What you'll learn
- how to define views
- how to use plugins to modify existing views
Webiny UI Composer doesn't provide any UI elements. This article uses
@webiny/app-admin package to import UI classes, because it already contains a set of elements that we use in our Admin Area app.
In your non-Webiny projects, you can use
@webiny/ui-composer package directly, and build your own library of elements.
For those of you who have experience working with other programming languages (like C#, Java, Python, Swift), this way of building UIs will feel very familiar. For JS/React-only folk, this will most likely seem weird in the beginning.
This is what a basic view could look like:
Now we need to render it. You can render this new view anywhere in your existing React app, by using the provided
UIViewComponent React component:
With just this code, your view should look like this:
Here's what happened:
- we defined a view with a grid layout
- the button is occupying the first cell of the first row
- anyone can now hook into this view with a plugin and modify it!
Webiny UI buttons are not designed to fill the cell width. It depends on the React component, and your components might look slightly different. In this article we're using Webiny Admin Area app as a playground.
Let's see how we can use a plugin to modify this view.
By just saying
secondButton.moveAfter(firstButton); we are telling our layout manager to split the row into 2 equal cells and place the new element into that new cell.
Let's pretend for a second that this view was defined in an
npm package, and you don't know the element IDs. How do you go about finding out the element and view IDs?
React Dev Tools will help you with that! When rendering the layout, we mount proxy components to denote where a view or an element starts, and we include a view class name (for views), and an element class name (with the element ID) in the
In this example, we want to add a custom hook to the existing view, and we want to hide one of the buttons when the other button is clicked. As you can see, this will include some state management. UI Composer doesn't care about application state, but state can influence how certain elements are rendered.
Now let's attach this new hook to the view, using another instance of a plugin (we could attach it in the original view, or in our first plugin, but I want to demonstrate how you can incrementally build up any view).

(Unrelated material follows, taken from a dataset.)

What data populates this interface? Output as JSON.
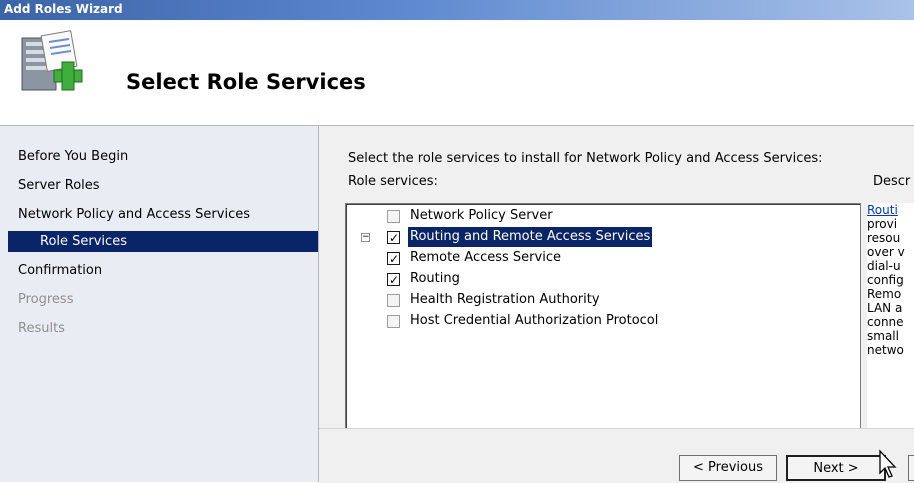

We'll also attach some rendering logic to our buttons.
Make sure to access hooks within the callbacks, to get their latest value (state). Whenever the hook value changes, the entire view is rerendered, and at that point, new values of all hooks are assigned to the view instance.
You can attach as many
shouldRender callbacks as you like. They will be executed in reverse order, starting from the last one, going to the first one, until one of them returns
false. Otherwise, the element is always rendered.